*** Begin section ***
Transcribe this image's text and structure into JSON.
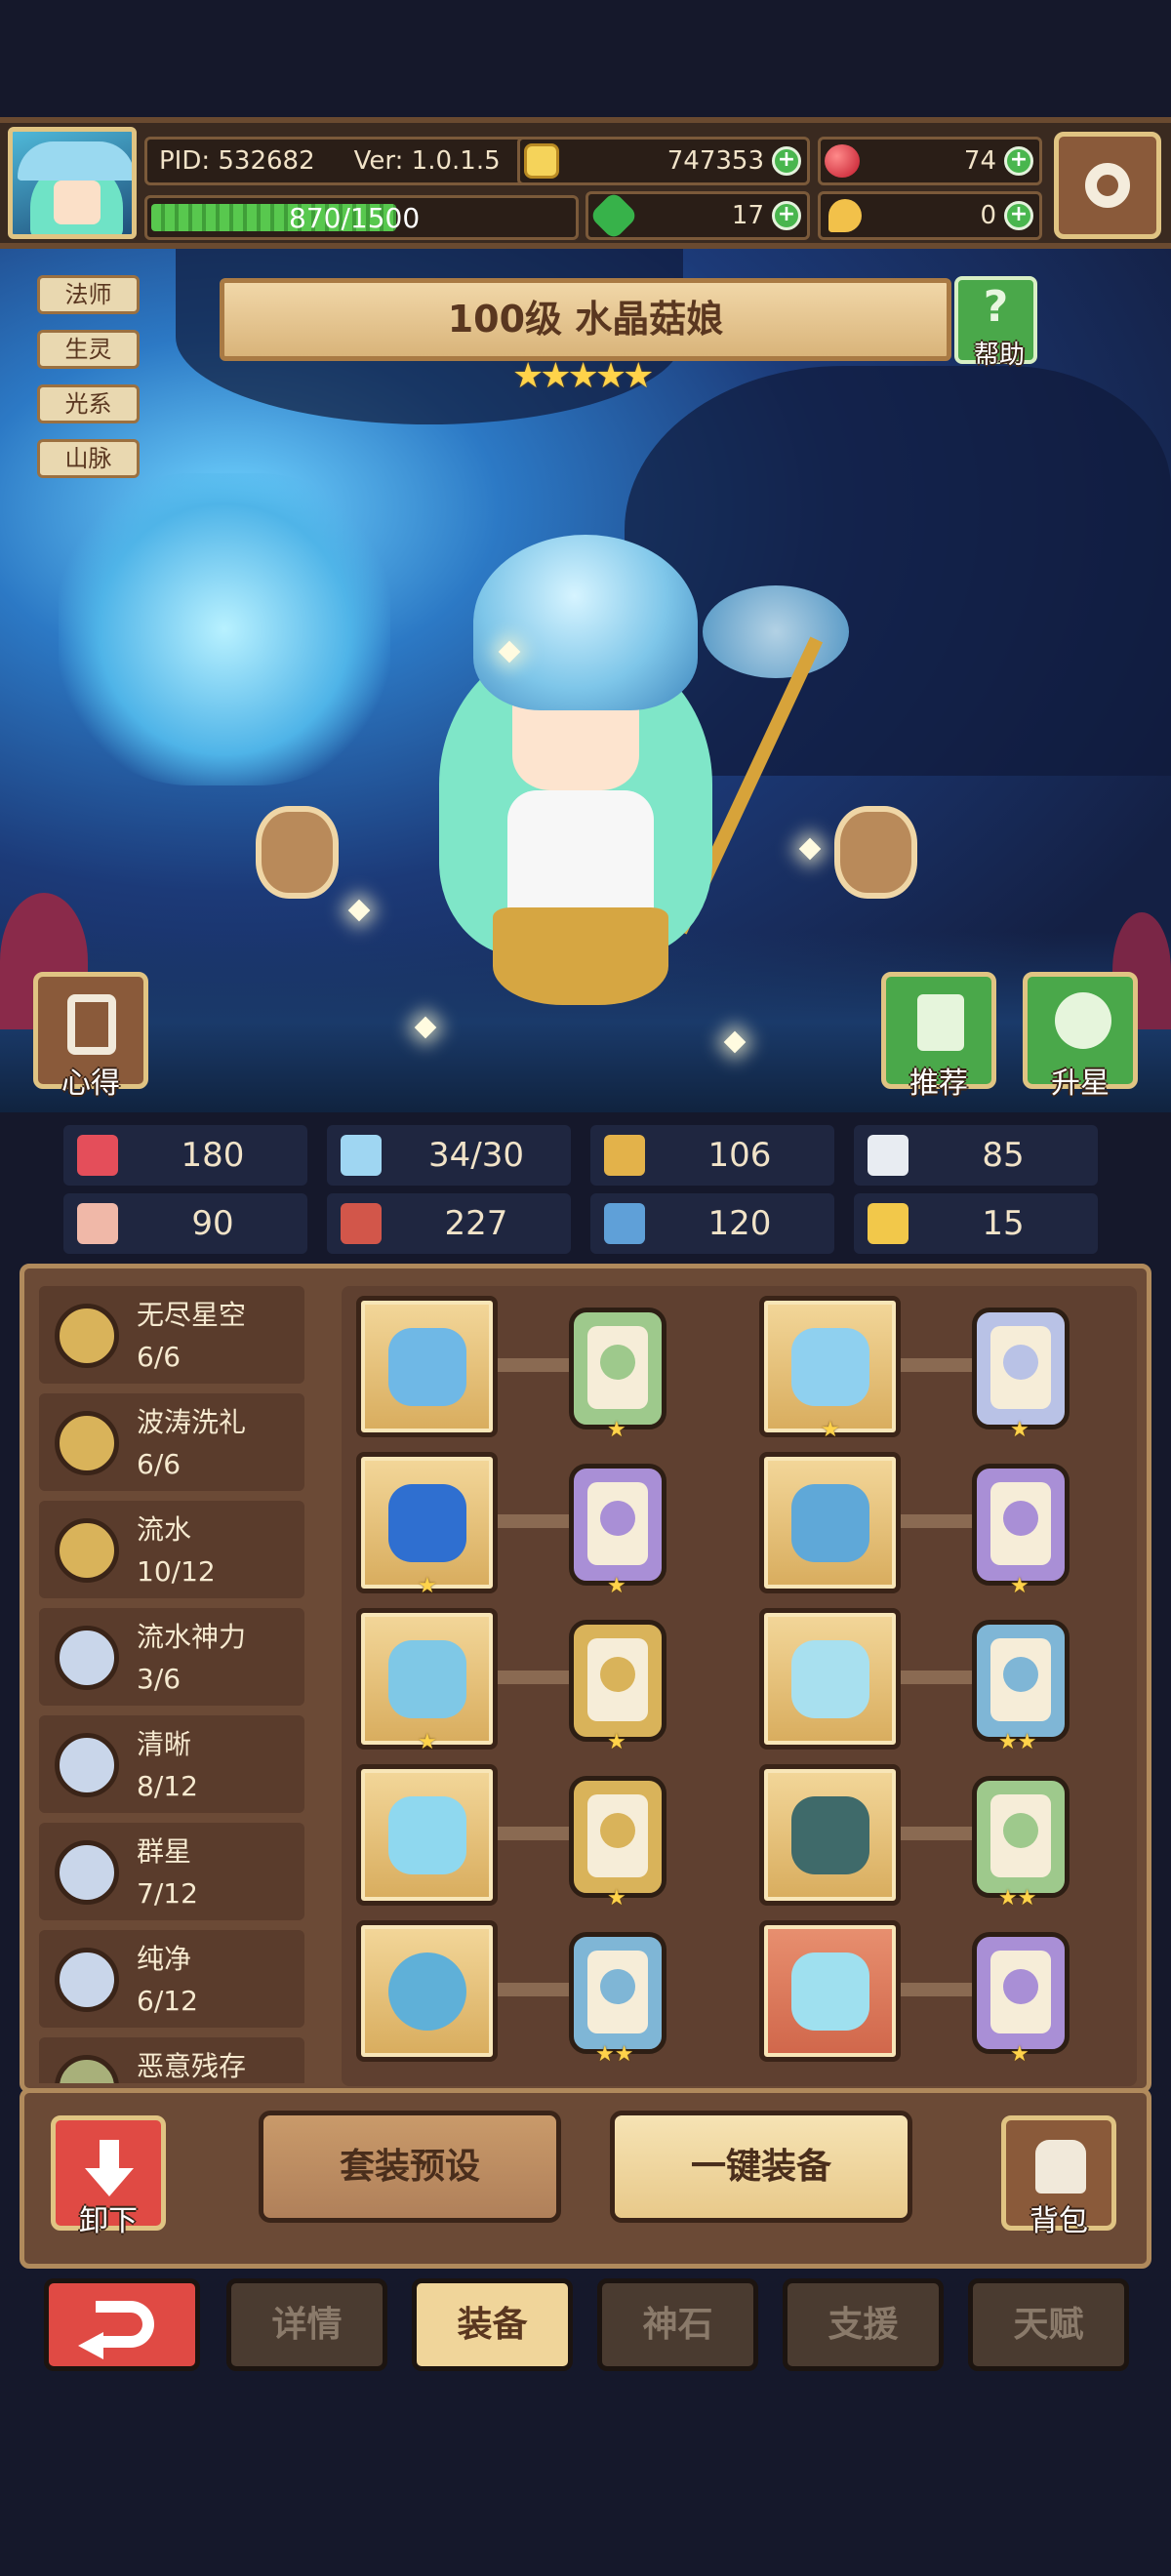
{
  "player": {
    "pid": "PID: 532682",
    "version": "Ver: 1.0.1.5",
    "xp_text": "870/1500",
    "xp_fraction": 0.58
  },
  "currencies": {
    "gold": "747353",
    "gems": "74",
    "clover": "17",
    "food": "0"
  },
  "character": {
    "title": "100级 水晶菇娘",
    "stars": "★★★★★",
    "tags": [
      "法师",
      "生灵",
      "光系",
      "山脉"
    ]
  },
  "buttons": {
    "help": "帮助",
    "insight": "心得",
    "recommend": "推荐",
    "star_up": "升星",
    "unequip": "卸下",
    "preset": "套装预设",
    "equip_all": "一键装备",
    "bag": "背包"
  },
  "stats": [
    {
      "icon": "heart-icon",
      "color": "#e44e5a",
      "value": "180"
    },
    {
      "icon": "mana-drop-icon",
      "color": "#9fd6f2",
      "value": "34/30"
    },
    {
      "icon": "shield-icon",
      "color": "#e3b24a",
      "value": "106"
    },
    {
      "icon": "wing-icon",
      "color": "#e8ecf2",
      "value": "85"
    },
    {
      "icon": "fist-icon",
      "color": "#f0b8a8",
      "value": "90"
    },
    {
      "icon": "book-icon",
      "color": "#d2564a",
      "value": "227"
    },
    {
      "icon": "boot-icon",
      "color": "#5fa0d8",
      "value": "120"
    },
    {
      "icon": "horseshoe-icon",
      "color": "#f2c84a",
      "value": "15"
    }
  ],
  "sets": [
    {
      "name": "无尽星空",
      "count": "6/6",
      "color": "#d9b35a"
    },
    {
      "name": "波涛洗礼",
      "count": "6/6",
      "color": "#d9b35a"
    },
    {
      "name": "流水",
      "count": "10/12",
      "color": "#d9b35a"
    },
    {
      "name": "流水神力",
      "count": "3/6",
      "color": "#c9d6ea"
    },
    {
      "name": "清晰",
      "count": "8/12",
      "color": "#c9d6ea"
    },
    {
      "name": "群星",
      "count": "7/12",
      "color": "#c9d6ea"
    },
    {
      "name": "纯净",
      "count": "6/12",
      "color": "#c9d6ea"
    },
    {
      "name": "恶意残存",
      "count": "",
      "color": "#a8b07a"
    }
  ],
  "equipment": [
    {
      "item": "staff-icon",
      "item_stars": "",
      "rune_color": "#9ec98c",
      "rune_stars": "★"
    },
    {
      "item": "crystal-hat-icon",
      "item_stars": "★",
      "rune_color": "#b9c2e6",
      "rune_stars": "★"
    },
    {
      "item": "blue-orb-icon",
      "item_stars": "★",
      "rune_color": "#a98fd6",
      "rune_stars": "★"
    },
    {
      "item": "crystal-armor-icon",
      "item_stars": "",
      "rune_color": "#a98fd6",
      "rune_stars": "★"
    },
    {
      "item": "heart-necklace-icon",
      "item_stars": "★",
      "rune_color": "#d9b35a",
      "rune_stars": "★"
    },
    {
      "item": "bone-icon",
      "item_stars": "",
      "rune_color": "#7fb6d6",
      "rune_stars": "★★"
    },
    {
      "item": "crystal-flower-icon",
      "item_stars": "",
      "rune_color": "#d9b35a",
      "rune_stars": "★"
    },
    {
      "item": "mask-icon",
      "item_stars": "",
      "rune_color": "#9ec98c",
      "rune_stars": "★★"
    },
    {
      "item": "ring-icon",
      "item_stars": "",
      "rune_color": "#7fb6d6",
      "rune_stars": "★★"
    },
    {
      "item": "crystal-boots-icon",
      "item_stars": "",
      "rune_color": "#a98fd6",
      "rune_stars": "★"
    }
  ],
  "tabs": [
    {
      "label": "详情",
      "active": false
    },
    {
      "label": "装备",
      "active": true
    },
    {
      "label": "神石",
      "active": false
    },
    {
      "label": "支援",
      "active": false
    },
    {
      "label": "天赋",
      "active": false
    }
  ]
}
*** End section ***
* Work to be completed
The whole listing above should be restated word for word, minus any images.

* Written response
Transcribe this image's text and structure into JSON.
{
  "player": {
    "pid": "PID: 532682",
    "version": "Ver: 1.0.1.5",
    "xp_text": "870/1500",
    "xp_fraction": 0.58
  },
  "currencies": {
    "gold": "747353",
    "gems": "74",
    "clover": "17",
    "food": "0"
  },
  "character": {
    "title": "100级 水晶菇娘",
    "stars": "★★★★★",
    "tags": [
      "法师",
      "生灵",
      "光系",
      "山脉"
    ]
  },
  "buttons": {
    "help": "帮助",
    "insight": "心得",
    "recommend": "推荐",
    "star_up": "升星",
    "unequip": "卸下",
    "preset": "套装预设",
    "equip_all": "一键装备",
    "bag": "背包"
  },
  "stats": [
    {
      "icon": "heart-icon",
      "color": "#e44e5a",
      "value": "180"
    },
    {
      "icon": "mana-drop-icon",
      "color": "#9fd6f2",
      "value": "34/30"
    },
    {
      "icon": "shield-icon",
      "color": "#e3b24a",
      "value": "106"
    },
    {
      "icon": "wing-icon",
      "color": "#e8ecf2",
      "value": "85"
    },
    {
      "icon": "fist-icon",
      "color": "#f0b8a8",
      "value": "90"
    },
    {
      "icon": "book-icon",
      "color": "#d2564a",
      "value": "227"
    },
    {
      "icon": "boot-icon",
      "color": "#5fa0d8",
      "value": "120"
    },
    {
      "icon": "horseshoe-icon",
      "color": "#f2c84a",
      "value": "15"
    }
  ],
  "sets": [
    {
      "name": "无尽星空",
      "count": "6/6",
      "color": "#d9b35a"
    },
    {
      "name": "波涛洗礼",
      "count": "6/6",
      "color": "#d9b35a"
    },
    {
      "name": "流水",
      "count": "10/12",
      "color": "#d9b35a"
    },
    {
      "name": "流水神力",
      "count": "3/6",
      "color": "#c9d6ea"
    },
    {
      "name": "清晰",
      "count": "8/12",
      "color": "#c9d6ea"
    },
    {
      "name": "群星",
      "count": "7/12",
      "color": "#c9d6ea"
    },
    {
      "name": "纯净",
      "count": "6/12",
      "color": "#c9d6ea"
    },
    {
      "name": "恶意残存",
      "count": "",
      "color": "#a8b07a"
    }
  ],
  "equipment": [
    {
      "item": "staff-icon",
      "item_stars": "",
      "rune_color": "#9ec98c",
      "rune_stars": "★"
    },
    {
      "item": "crystal-hat-icon",
      "item_stars": "★",
      "rune_color": "#b9c2e6",
      "rune_stars": "★"
    },
    {
      "item": "blue-orb-icon",
      "item_stars": "★",
      "rune_color": "#a98fd6",
      "rune_stars": "★"
    },
    {
      "item": "crystal-armor-icon",
      "item_stars": "",
      "rune_color": "#a98fd6",
      "rune_stars": "★"
    },
    {
      "item": "heart-necklace-icon",
      "item_stars": "★",
      "rune_color": "#d9b35a",
      "rune_stars": "★"
    },
    {
      "item": "bone-icon",
      "item_stars": "",
      "rune_color": "#7fb6d6",
      "rune_stars": "★★"
    },
    {
      "item": "crystal-flower-icon",
      "item_stars": "",
      "rune_color": "#d9b35a",
      "rune_stars": "★"
    },
    {
      "item": "mask-icon",
      "item_stars": "",
      "rune_color": "#9ec98c",
      "rune_stars": "★★"
    },
    {
      "item": "ring-icon",
      "item_stars": "",
      "rune_color": "#7fb6d6",
      "rune_stars": "★★"
    },
    {
      "item": "crystal-boots-icon",
      "item_stars": "",
      "rune_color": "#a98fd6",
      "rune_stars": "★"
    }
  ],
  "tabs": [
    {
      "label": "详情",
      "active": false
    },
    {
      "label": "装备",
      "active": true
    },
    {
      "label": "神石",
      "active": false
    },
    {
      "label": "支援",
      "active": false
    },
    {
      "label": "天赋",
      "active": false
    }
  ]
}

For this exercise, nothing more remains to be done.